Entries from a dataset of interfaces:
[Start of Attachment]

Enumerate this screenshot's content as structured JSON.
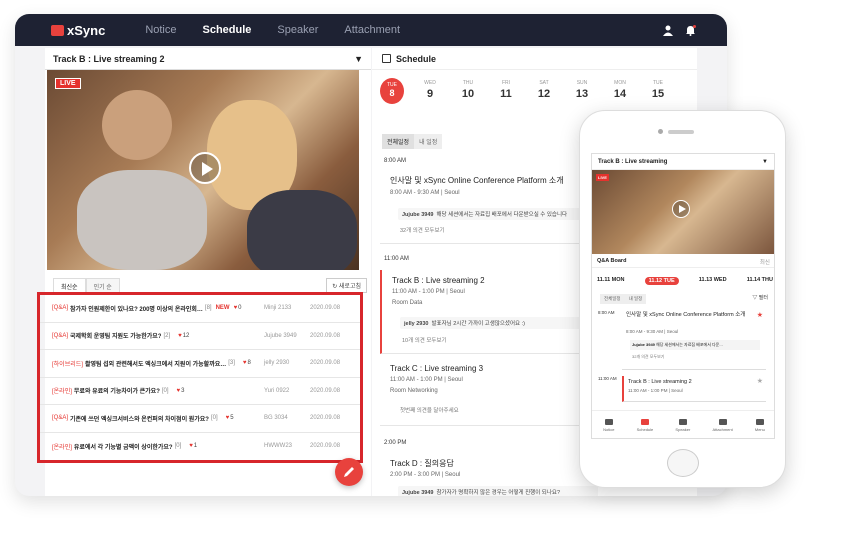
{
  "app": {
    "logo_text": "xSync",
    "nav": [
      "Notice",
      "Schedule",
      "Speaker",
      "Attachment"
    ],
    "nav_active": "Schedule"
  },
  "left_panel": {
    "track_title": "Track B : Live streaming 2",
    "live_badge": "LIVE",
    "tabs": [
      "최신순",
      "인기 순"
    ],
    "refresh_label": "새로고침",
    "questions": [
      {
        "category": "[Q&A]",
        "text": "참가자 인원제한이 있나요? 200명 이상의 온라인회…",
        "count": "[8]",
        "new": "NEW",
        "likes": "0",
        "author": "Minji 2133",
        "date": "2020.09.08"
      },
      {
        "category": "[Q&A]",
        "text": "국제학회 운영팀 지원도 가능한가요?",
        "count": "[2]",
        "new": "",
        "likes": "12",
        "author": "Jujube 3949",
        "date": "2020.09.08"
      },
      {
        "category": "[하이브리드]",
        "text": "촬영팀 섭외 관련해서도 엑싱크에서 지원이 가능할까요…",
        "count": "[3]",
        "new": "",
        "likes": "8",
        "author": "jelly 2930",
        "date": "2020.09.08"
      },
      {
        "category": "[온라인]",
        "text": "무료와 유료의 기능차이가 큰가요?",
        "count": "[0]",
        "new": "",
        "likes": "3",
        "author": "Yuri 0922",
        "date": "2020.09.08"
      },
      {
        "category": "[Q&A]",
        "text": "기존에 쓰던 엑싱크서비스와 온컨퍼의 차이점이 뭔가요?",
        "count": "[0]",
        "new": "",
        "likes": "5",
        "author": "BG 3034",
        "date": "2020.09.08"
      },
      {
        "category": "[온라인]",
        "text": "유료에서 각 기능별 금액이 상이한가요?",
        "count": "[0]",
        "new": "",
        "likes": "1",
        "author": "HWWW23",
        "date": "2020.09.08"
      }
    ]
  },
  "schedule": {
    "header": "Schedule",
    "days": [
      {
        "dow": "TUE",
        "date": "8",
        "selected": true
      },
      {
        "dow": "WED",
        "date": "9"
      },
      {
        "dow": "THU",
        "date": "10"
      },
      {
        "dow": "FRI",
        "date": "11"
      },
      {
        "dow": "SAT",
        "date": "12"
      },
      {
        "dow": "SUN",
        "date": "13"
      },
      {
        "dow": "MON",
        "date": "14"
      },
      {
        "dow": "TUE",
        "date": "15"
      }
    ],
    "filters": [
      "전체일정",
      "내 일정"
    ],
    "times": [
      "8:00 AM",
      "11:00 AM",
      "2:00 PM"
    ],
    "sessions": [
      {
        "title": "인사말 및 xSync Online Conference Platform 소개",
        "meta": "8:00 AM - 9:30 AM  |  Seoul",
        "reply_user": "Jujube 3949",
        "reply": "해당 세션에서는 자료집 배포에서 다운받으실 수 있습니다",
        "more": "32개 의견 모두보기"
      },
      {
        "title": "Track B : Live streaming 2",
        "meta": "11:00 AM - 1:00 PM  |  Seoul",
        "room": "Room Data",
        "reply_user": "jelly 2930",
        "reply": "발표자님 2시간 가까이 고생많으셨어요 :)",
        "more": "10개 의견 모두보기"
      },
      {
        "title": "Track C : Live streaming 3",
        "meta": "11:00 AM - 1:00 PM  |  Seoul",
        "room": "Room Networking",
        "more": "첫번째 의견을 달아주세요"
      },
      {
        "title": "Track D : 질의응답",
        "meta": "2:00 PM - 3:00 PM  |  Seoul",
        "reply_user": "Jujube 3949",
        "reply": "참가자가 명확하지 않은 경우는 어떻게 진행이 되나요?"
      }
    ]
  },
  "phone": {
    "track_title": "Track B : Live streaming",
    "live_badge": "LIVE",
    "qa_title": "Q&A Board",
    "qa_right": "최신",
    "days": [
      "11.11 MON",
      "11.12 TUE",
      "11.13 WED",
      "11.14 THU"
    ],
    "filters": [
      "전체일정",
      "내 일정"
    ],
    "filter_right": "필터",
    "time1": "8:00 AM",
    "session1_title": "인사말 및 xSync Online Conference Platform 소개",
    "session1_meta": "8:00 AM - 9:30 AM  |  Seoul",
    "session1_reply_user": "Jujube 3949",
    "session1_reply": "해당 세션에서는 자료집 배포에서 다운...",
    "session1_more": "32개 의견 모두보기",
    "time2": "11:00 AM",
    "session2_title": "Track B : Live streaming 2",
    "session2_meta": "11:00 AM - 1:00 PM  |  Seoul",
    "nav": [
      "Notice",
      "Schedule",
      "Speaker",
      "Attachment",
      "Menu"
    ]
  },
  "colors": {
    "accent": "#e8423d",
    "topbar": "#1e2233",
    "highlight_border": "#d7262b"
  }
}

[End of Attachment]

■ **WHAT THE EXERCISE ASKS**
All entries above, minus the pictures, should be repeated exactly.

■ **OUTPUT OF THE TASK**
Enumerate this screenshot's content as structured JSON.
{
  "app": {
    "logo_text": "xSync",
    "nav": [
      "Notice",
      "Schedule",
      "Speaker",
      "Attachment"
    ],
    "nav_active": "Schedule"
  },
  "left_panel": {
    "track_title": "Track B : Live streaming 2",
    "live_badge": "LIVE",
    "tabs": [
      "최신순",
      "인기 순"
    ],
    "refresh_label": "새로고침",
    "questions": [
      {
        "category": "[Q&A]",
        "text": "참가자 인원제한이 있나요? 200명 이상의 온라인회…",
        "count": "[8]",
        "new": "NEW",
        "likes": "0",
        "author": "Minji 2133",
        "date": "2020.09.08"
      },
      {
        "category": "[Q&A]",
        "text": "국제학회 운영팀 지원도 가능한가요?",
        "count": "[2]",
        "new": "",
        "likes": "12",
        "author": "Jujube 3949",
        "date": "2020.09.08"
      },
      {
        "category": "[하이브리드]",
        "text": "촬영팀 섭외 관련해서도 엑싱크에서 지원이 가능할까요…",
        "count": "[3]",
        "new": "",
        "likes": "8",
        "author": "jelly 2930",
        "date": "2020.09.08"
      },
      {
        "category": "[온라인]",
        "text": "무료와 유료의 기능차이가 큰가요?",
        "count": "[0]",
        "new": "",
        "likes": "3",
        "author": "Yuri 0922",
        "date": "2020.09.08"
      },
      {
        "category": "[Q&A]",
        "text": "기존에 쓰던 엑싱크서비스와 온컨퍼의 차이점이 뭔가요?",
        "count": "[0]",
        "new": "",
        "likes": "5",
        "author": "BG 3034",
        "date": "2020.09.08"
      },
      {
        "category": "[온라인]",
        "text": "유료에서 각 기능별 금액이 상이한가요?",
        "count": "[0]",
        "new": "",
        "likes": "1",
        "author": "HWWW23",
        "date": "2020.09.08"
      }
    ]
  },
  "schedule": {
    "header": "Schedule",
    "days": [
      {
        "dow": "TUE",
        "date": "8",
        "selected": true
      },
      {
        "dow": "WED",
        "date": "9"
      },
      {
        "dow": "THU",
        "date": "10"
      },
      {
        "dow": "FRI",
        "date": "11"
      },
      {
        "dow": "SAT",
        "date": "12"
      },
      {
        "dow": "SUN",
        "date": "13"
      },
      {
        "dow": "MON",
        "date": "14"
      },
      {
        "dow": "TUE",
        "date": "15"
      }
    ],
    "filters": [
      "전체일정",
      "내 일정"
    ],
    "times": [
      "8:00 AM",
      "11:00 AM",
      "2:00 PM"
    ],
    "sessions": [
      {
        "title": "인사말 및 xSync Online Conference Platform 소개",
        "meta": "8:00 AM - 9:30 AM  |  Seoul",
        "reply_user": "Jujube 3949",
        "reply": "해당 세션에서는 자료집 배포에서 다운받으실 수 있습니다",
        "more": "32개 의견 모두보기"
      },
      {
        "title": "Track B : Live streaming 2",
        "meta": "11:00 AM - 1:00 PM  |  Seoul",
        "room": "Room Data",
        "reply_user": "jelly 2930",
        "reply": "발표자님 2시간 가까이 고생많으셨어요 :)",
        "more": "10개 의견 모두보기"
      },
      {
        "title": "Track C : Live streaming 3",
        "meta": "11:00 AM - 1:00 PM  |  Seoul",
        "room": "Room Networking",
        "more": "첫번째 의견을 달아주세요"
      },
      {
        "title": "Track D : 질의응답",
        "meta": "2:00 PM - 3:00 PM  |  Seoul",
        "reply_user": "Jujube 3949",
        "reply": "참가자가 명확하지 않은 경우는 어떻게 진행이 되나요?"
      }
    ]
  },
  "phone": {
    "track_title": "Track B : Live streaming",
    "live_badge": "LIVE",
    "qa_title": "Q&A Board",
    "qa_right": "최신",
    "days": [
      "11.11 MON",
      "11.12 TUE",
      "11.13 WED",
      "11.14 THU"
    ],
    "filters": [
      "전체일정",
      "내 일정"
    ],
    "filter_right": "필터",
    "time1": "8:00 AM",
    "session1_title": "인사말 및 xSync Online Conference Platform 소개",
    "session1_meta": "8:00 AM - 9:30 AM  |  Seoul",
    "session1_reply_user": "Jujube 3949",
    "session1_reply": "해당 세션에서는 자료집 배포에서 다운...",
    "session1_more": "32개 의견 모두보기",
    "time2": "11:00 AM",
    "session2_title": "Track B : Live streaming 2",
    "session2_meta": "11:00 AM - 1:00 PM  |  Seoul",
    "nav": [
      "Notice",
      "Schedule",
      "Speaker",
      "Attachment",
      "Menu"
    ]
  },
  "colors": {
    "accent": "#e8423d",
    "topbar": "#1e2233",
    "highlight_border": "#d7262b"
  }
}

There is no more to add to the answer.